Write all of the entries out again exactly.
-- Material provided follows --
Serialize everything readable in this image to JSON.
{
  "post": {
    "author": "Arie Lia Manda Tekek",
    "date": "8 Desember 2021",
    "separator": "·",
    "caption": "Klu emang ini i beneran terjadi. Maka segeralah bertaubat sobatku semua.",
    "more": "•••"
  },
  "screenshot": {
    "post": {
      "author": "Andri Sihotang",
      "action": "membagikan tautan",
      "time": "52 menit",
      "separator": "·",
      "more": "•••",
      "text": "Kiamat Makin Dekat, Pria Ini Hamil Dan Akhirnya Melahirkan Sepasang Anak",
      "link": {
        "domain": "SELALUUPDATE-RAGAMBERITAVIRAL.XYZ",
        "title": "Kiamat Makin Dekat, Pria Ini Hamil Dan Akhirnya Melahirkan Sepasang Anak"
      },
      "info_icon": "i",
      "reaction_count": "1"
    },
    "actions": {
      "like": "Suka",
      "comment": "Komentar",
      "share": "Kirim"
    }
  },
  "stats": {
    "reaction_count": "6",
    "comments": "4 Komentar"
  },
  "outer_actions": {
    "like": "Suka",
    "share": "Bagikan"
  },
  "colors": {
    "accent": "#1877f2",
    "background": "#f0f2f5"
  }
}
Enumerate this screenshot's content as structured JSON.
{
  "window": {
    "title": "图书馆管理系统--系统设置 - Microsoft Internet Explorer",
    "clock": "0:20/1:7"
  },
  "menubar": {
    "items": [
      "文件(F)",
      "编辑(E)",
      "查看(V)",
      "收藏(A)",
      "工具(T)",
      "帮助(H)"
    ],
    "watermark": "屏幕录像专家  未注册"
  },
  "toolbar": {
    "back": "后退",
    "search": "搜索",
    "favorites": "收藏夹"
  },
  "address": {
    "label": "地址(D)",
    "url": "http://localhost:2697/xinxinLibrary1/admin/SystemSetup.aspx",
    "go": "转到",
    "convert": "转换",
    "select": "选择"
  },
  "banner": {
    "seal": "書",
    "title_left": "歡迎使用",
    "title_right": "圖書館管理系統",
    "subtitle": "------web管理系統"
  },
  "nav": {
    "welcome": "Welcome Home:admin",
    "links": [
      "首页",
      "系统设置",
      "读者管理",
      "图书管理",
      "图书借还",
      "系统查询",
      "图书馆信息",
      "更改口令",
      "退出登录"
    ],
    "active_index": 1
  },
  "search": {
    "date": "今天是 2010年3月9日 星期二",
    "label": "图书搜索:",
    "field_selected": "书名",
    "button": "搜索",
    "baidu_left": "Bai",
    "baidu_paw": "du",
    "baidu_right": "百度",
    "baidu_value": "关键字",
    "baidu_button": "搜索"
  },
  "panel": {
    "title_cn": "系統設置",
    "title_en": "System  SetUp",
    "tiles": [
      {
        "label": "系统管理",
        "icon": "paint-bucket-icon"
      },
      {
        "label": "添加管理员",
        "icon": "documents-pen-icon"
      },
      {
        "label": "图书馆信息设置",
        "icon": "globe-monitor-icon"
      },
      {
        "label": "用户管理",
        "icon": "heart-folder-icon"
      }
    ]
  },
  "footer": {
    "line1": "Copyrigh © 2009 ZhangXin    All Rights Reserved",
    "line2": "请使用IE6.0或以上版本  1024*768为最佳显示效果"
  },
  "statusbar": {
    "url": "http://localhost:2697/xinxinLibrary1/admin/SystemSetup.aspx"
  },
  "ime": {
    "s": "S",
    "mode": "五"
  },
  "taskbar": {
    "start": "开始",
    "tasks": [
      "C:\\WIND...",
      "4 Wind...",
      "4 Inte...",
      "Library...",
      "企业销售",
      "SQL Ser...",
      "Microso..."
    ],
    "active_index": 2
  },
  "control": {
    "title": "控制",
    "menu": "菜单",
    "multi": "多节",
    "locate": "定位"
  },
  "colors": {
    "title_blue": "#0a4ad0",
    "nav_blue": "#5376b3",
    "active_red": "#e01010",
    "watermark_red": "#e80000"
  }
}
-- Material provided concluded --
Solution:
Serialize everything readable in this image to JSON.
{
  "post": {
    "author": "Arie Lia Manda Tekek",
    "date": "8 Desember 2021",
    "separator": "·",
    "caption": "Klu emang ini i beneran terjadi. Maka segeralah bertaubat sobatku semua.",
    "more": "•••"
  },
  "screenshot": {
    "post": {
      "author": "Andri Sihotang",
      "action": "membagikan tautan",
      "time": "52 menit",
      "separator": "·",
      "more": "•••",
      "text": "Kiamat Makin Dekat, Pria Ini Hamil Dan Akhirnya Melahirkan Sepasang Anak",
      "link": {
        "domain": "SELALUUPDATE-RAGAMBERITAVIRAL.XYZ",
        "title": "Kiamat Makin Dekat, Pria Ini Hamil Dan Akhirnya Melahirkan Sepasang Anak"
      },
      "info_icon": "i",
      "reaction_count": "1"
    },
    "actions": {
      "like": "Suka",
      "comment": "Komentar",
      "share": "Kirim"
    }
  },
  "stats": {
    "reaction_count": "6",
    "comments": "4 Komentar"
  },
  "outer_actions": {
    "like": "Suka",
    "share": "Bagikan"
  },
  "colors": {
    "accent": "#1877f2",
    "background": "#f0f2f5"
  }
}
Enumerate this screenshot's content as structured JSON.
{
  "window": {
    "title": "图书馆管理系统--系统设置 - Microsoft Internet Explorer",
    "clock": "0:20/1:7"
  },
  "menubar": {
    "items": [
      "文件(F)",
      "编辑(E)",
      "查看(V)",
      "收藏(A)",
      "工具(T)",
      "帮助(H)"
    ],
    "watermark": "屏幕录像专家  未注册"
  },
  "toolbar": {
    "back": "后退",
    "search": "搜索",
    "favorites": "收藏夹"
  },
  "address": {
    "label": "地址(D)",
    "url": "http://localhost:2697/xinxinLibrary1/admin/SystemSetup.aspx",
    "go": "转到",
    "convert": "转换",
    "select": "选择"
  },
  "banner": {
    "seal": "書",
    "title_left": "歡迎使用",
    "title_right": "圖書館管理系統",
    "subtitle": "------web管理系統"
  },
  "nav": {
    "welcome": "Welcome Home:admin",
    "links": [
      "首页",
      "系统设置",
      "读者管理",
      "图书管理",
      "图书借还",
      "系统查询",
      "图书馆信息",
      "更改口令",
      "退出登录"
    ],
    "active_index": 1
  },
  "search": {
    "date": "今天是 2010年3月9日 星期二",
    "label": "图书搜索:",
    "field_selected": "书名",
    "button": "搜索",
    "baidu_left": "Bai",
    "baidu_paw": "du",
    "baidu_right": "百度",
    "baidu_value": "关键字",
    "baidu_button": "搜索"
  },
  "panel": {
    "title_cn": "系統設置",
    "title_en": "System  SetUp",
    "tiles": [
      {
        "label": "系统管理",
        "icon": "paint-bucket-icon"
      },
      {
        "label": "添加管理员",
        "icon": "documents-pen-icon"
      },
      {
        "label": "图书馆信息设置",
        "icon": "globe-monitor-icon"
      },
      {
        "label": "用户管理",
        "icon": "heart-folder-icon"
      }
    ]
  },
  "footer": {
    "line1": "Copyrigh © 2009 ZhangXin    All Rights Reserved",
    "line2": "请使用IE6.0或以上版本  1024*768为最佳显示效果"
  },
  "statusbar": {
    "url": "http://localhost:2697/xinxinLibrary1/admin/SystemSetup.aspx"
  },
  "ime": {
    "s": "S",
    "mode": "五"
  },
  "taskbar": {
    "start": "开始",
    "tasks": [
      "C:\\WIND...",
      "4 Wind...",
      "4 Inte...",
      "Library...",
      "企业销售",
      "SQL Ser...",
      "Microso..."
    ],
    "active_index": 2
  },
  "control": {
    "title": "控制",
    "menu": "菜单",
    "multi": "多节",
    "locate": "定位"
  },
  "colors": {
    "title_blue": "#0a4ad0",
    "nav_blue": "#5376b3",
    "active_red": "#e01010",
    "watermark_red": "#e80000"
  }
}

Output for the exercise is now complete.